CHARLOTTE -- Forget going green. With more than $1 million added to its operating funds last week, one Mecklenburg County agency plans to better its environment by going clear.
As in clear air, a goal of Mecklenburg County Air Quality that received a boost June 30 when American Reinvestment and Recovery Act funds totaling $1,116,600 were awarded to expand the group's Grants to Replace Aging Diesel Engines project. And not just in Mecklenburg County. The new funds make it possible to expand from seven North Carolina counties to 13 counties in both Carolinas, reaching into York and as far south as Chester and Lancaster.
"GRADE will fund a greater range of eligible equipment, protect public health, create jobs and improve air quality," said Leslie Rhodes, mobile source program manager of the county air quality department.
Since beginning in 2007, the GRADE program is responsible for 43 non-road construction projects totaling $850,000. Those projects kept an estimated 255 tons of nitrous oxides out of local air. With the new funding, Rhodes said, the program expects a reduction of 166 tons of nitrogen oxides, 10 tons of particulate matter, 60 tons of carbon monoxide and 13 tons of hydrocarbons annually.
Digital Access for only $0.99
For the most comprehensive local coverage, subscribe today.
"It can make a pretty big impact," said Alan Giles, senior air quality specialist with the department.

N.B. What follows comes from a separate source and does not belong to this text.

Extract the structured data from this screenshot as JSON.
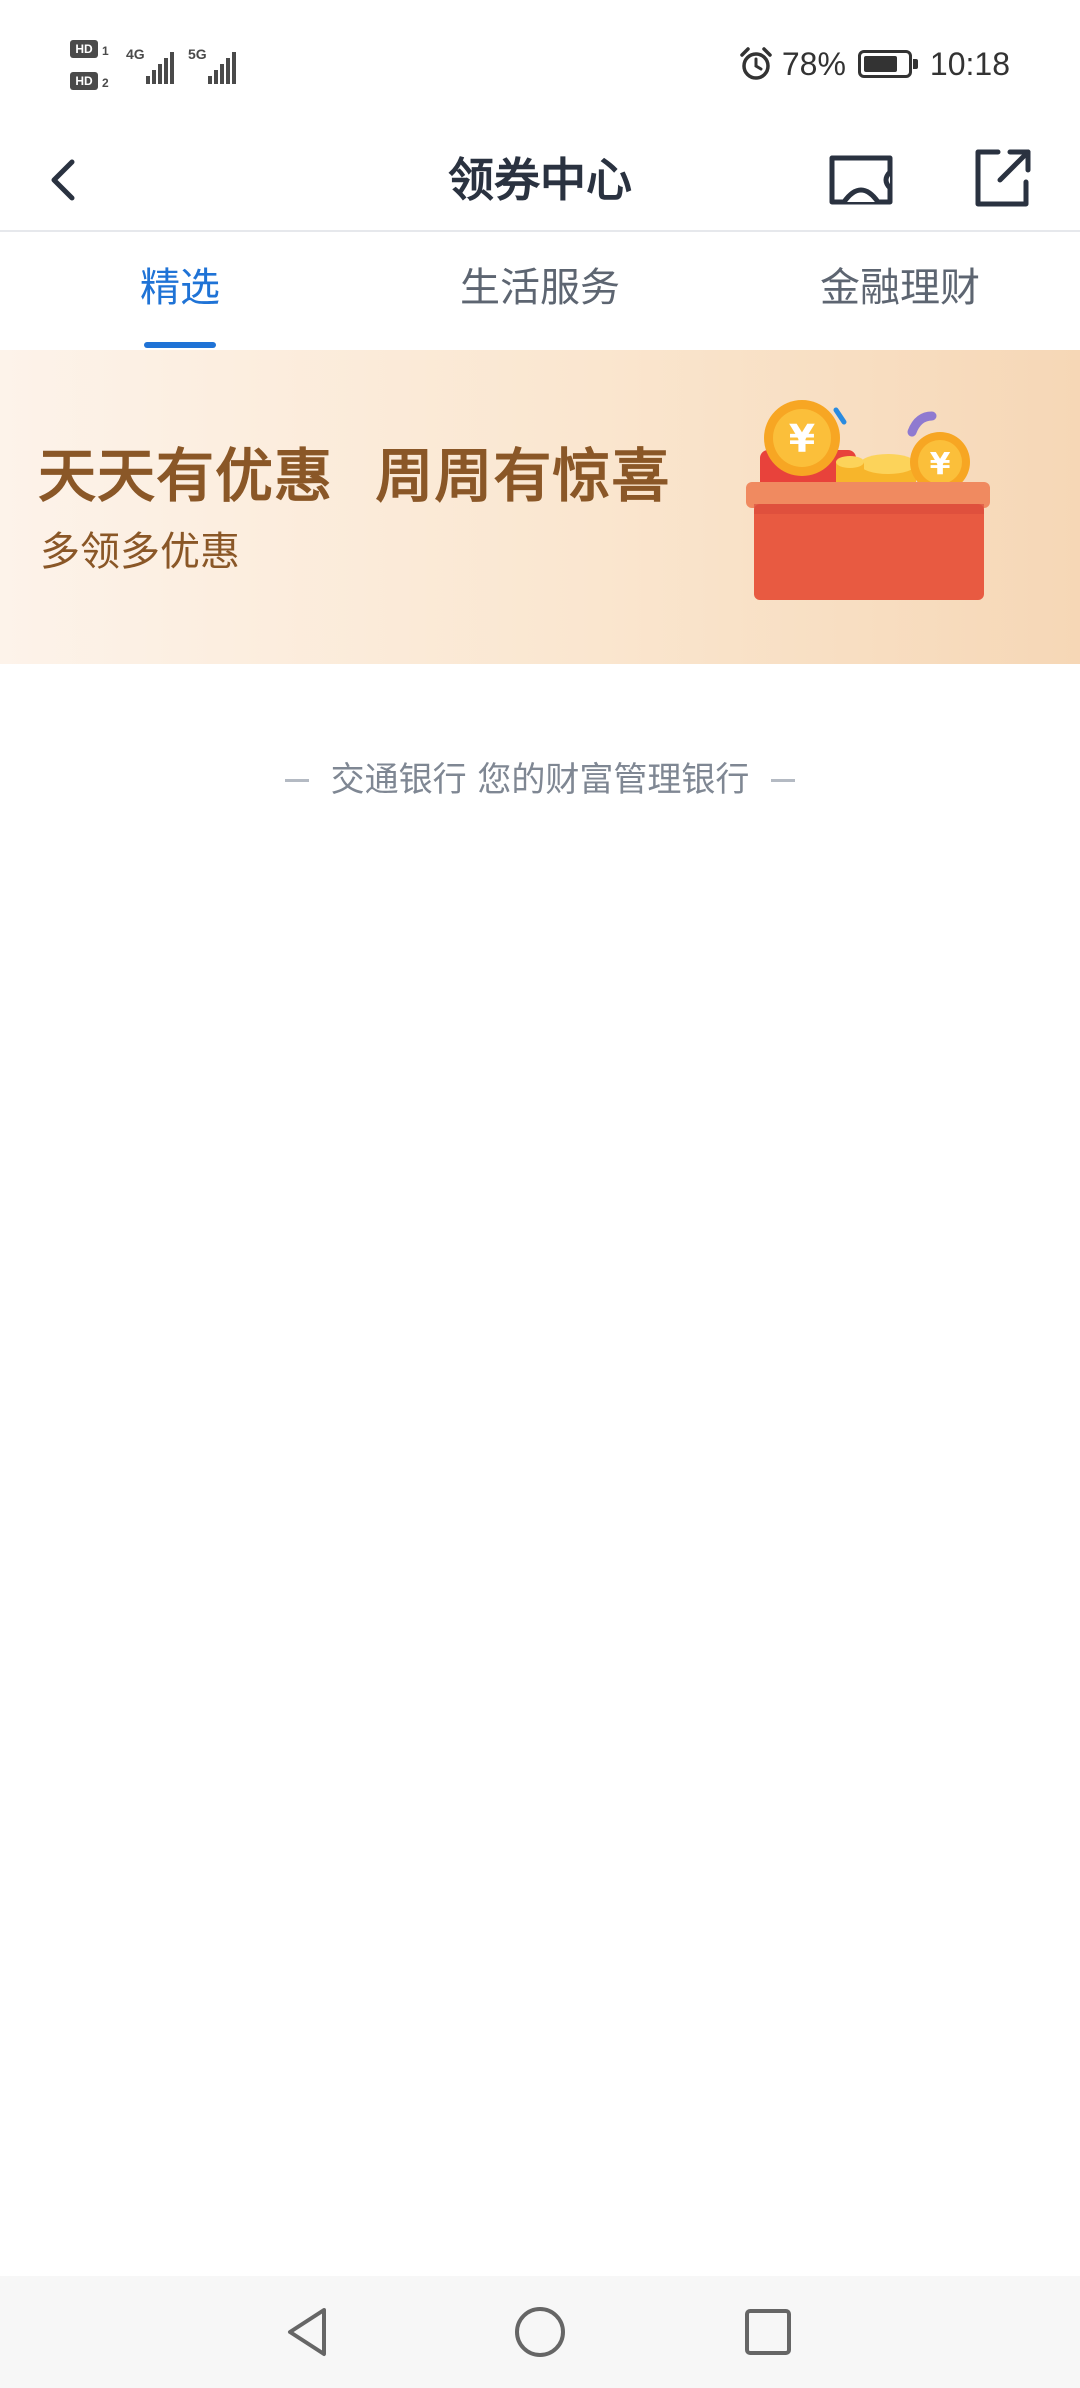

The program works by taking older legacy diesel engines and retrofitting or replacing them with newer, cleaner engines or engine replacement. Beginning in August, anyone in the 13-county area wanting to apply for the program can fill out a one-page application during the 60-90 day process.
"It's really a cost effective way to get nitrous oxides out of the air," Giles said.
Now available even farther beyond Mecklenburg County borders, the program also is open to all kinds of diesel engine replacement projects, Giles said. The new funds allow the group to expand beyond just construction equipment to include all non-road diesels, stationary diesel generators, engines and pumps.
"It's a sub-grant," Giles said. "It's for private companies, governments, businesses."
All emissions calculations will be done by the air quality department. Funds from the National Clean Diesel Funding Assistance Program of the reinvestment and recovery act were allocated with President Obama's signature on the act Feb. 17. The Environmental Protection Agency Region 4, which includes the Carolinas, received 98 grant applications requesting more than $140 million for various emission projects.
Similar reinvestment and recovery act projects are taking place, like $509,000 awarded through the Environmental Protection Agency to the North Carolina Department of Public instruction to retrofit school buses with "emission reduction devices" or even replace some buses. Clean diesel efforts are credited with creating and retaining jobs, reducing premature deaths, asthma attacks and other respiratory ailments, reducing lost work days and lessening other health impacts.
"This grant is a great investment in environmental protection and will provide long-term economic benefits for North Carolina," said Stan Meiburg, EPA acting cdministrator in Atlanta. "This funding will go a long way in helping to bolster the economy and protect public health and the environment by creating green jobs that improve air quality."
Because both projects are part of the reinvestment and recovery act, online accounting of each dollar spent is available at recovery.gov. For more information on the local program, visit airquality.charmeck.org.